The songs have a little sting in them, too, courtesy of a modified Gibson USA SG 1961 reissue with a modified tailpiece and an additional ‘stopbar’ tailpiece connected to a 1965 Fender Super Reverb amplifier with four Pyle Driver MH1020 speakers. And a custom-made antique glass bottleneck slide. Oh, and the dude playing it.
Any striking similarities to their forebears reside primarily in the Trucks half of the band. Derek Trucks may be the living reincarnation of Duane Allman with the lost blues spirit of Clapton. Strong words, you say? Them’s fightin’ words?

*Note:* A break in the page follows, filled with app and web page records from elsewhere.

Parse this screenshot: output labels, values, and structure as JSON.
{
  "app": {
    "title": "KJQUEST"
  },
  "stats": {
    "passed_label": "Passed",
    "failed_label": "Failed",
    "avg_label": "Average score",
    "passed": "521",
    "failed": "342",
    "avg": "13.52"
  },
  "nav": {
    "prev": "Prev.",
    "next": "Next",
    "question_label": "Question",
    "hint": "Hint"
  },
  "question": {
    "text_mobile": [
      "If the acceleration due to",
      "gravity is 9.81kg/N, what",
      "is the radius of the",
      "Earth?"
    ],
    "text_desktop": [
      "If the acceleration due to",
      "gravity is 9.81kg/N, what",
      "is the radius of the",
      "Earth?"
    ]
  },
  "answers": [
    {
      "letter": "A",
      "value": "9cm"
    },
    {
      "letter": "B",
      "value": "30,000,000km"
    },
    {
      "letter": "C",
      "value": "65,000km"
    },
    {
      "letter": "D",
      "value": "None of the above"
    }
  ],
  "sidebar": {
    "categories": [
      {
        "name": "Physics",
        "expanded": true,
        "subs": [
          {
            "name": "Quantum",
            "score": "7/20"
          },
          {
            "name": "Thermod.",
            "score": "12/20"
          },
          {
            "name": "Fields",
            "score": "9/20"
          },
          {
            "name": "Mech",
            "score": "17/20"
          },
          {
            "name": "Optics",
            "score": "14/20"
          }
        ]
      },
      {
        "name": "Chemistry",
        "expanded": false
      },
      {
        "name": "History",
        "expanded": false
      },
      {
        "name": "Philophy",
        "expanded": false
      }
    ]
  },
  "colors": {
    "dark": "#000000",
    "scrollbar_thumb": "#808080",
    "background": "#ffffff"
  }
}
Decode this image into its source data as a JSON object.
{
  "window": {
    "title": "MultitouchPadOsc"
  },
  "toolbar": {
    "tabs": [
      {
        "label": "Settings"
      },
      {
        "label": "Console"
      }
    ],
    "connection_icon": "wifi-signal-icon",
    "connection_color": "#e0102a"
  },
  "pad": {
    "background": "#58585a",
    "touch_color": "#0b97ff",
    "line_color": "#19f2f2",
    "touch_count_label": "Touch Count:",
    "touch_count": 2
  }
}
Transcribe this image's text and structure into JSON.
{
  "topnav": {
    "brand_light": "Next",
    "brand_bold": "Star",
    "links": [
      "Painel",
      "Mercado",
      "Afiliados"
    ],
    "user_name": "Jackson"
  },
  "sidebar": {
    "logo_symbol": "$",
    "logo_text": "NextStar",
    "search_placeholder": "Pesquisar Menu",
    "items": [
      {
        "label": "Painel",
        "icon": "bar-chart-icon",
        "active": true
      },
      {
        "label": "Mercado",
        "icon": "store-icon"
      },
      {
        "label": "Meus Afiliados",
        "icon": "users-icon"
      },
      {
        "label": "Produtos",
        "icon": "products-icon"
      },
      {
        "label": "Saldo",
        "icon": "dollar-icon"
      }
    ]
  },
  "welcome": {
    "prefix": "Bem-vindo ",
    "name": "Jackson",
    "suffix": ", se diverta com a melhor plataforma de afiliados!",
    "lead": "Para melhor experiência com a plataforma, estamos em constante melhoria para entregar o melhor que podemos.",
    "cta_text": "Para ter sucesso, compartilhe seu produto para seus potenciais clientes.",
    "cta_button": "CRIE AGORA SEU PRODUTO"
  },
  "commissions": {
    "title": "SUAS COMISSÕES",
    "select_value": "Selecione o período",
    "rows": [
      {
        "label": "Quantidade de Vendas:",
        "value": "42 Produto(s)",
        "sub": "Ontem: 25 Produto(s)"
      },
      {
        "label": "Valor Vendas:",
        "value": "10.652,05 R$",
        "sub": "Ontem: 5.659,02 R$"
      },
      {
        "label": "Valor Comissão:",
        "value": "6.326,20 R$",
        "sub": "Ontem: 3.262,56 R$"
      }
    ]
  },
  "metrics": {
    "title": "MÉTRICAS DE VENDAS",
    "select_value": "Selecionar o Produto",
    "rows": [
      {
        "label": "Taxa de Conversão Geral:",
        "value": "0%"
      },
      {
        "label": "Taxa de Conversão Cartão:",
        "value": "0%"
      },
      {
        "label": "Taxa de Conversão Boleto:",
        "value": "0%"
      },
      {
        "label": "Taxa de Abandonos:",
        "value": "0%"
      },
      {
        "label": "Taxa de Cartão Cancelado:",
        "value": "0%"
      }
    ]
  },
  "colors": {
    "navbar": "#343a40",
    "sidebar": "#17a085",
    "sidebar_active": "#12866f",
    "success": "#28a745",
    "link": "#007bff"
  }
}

Then clearly you’ve never heard Derek Trucks play the electric slide guitar — like ringin’ a bell, motherfunker (you know that’s not what I wanted to write, but I like to keep it clean…for the children).
So drop the needle, turn up the wattage, and get yer clock cleaned!
But let’s put a bookmark in that groove for a moment. In the interest of full disclosure, Trucks has actually played with the Allmans as a full-fledged member since 1999 (at age 19!) as well as working with his own band, the creatively monikered Derek Trucks Band. He and his wife, Susan Tedeschi (who’s been making her own albums since 1995 on her way to racking up five Grammy nominations), formed this musical conglomerate so they could spend more time together (more time together rockin’!) in the studio and on tour (more time together adorable!). We now return you to your regularly scheduled groove…
The band starts to get a little more down ‘n’ dirty towards the end of the album and Trucks begins to cut loose (Footloose!) with some mean guitar but before you know it, the party’s all over. The water from the tub has sloshed out half the candles, Bull Durham-style, and it’s time for you and your other to go pick up the kids. But you’ve got a knowing smile on your face as you walk out the door, and you’re thinking a big bowl of grits sounds mighty good right about now. Here’s some gravy for ya…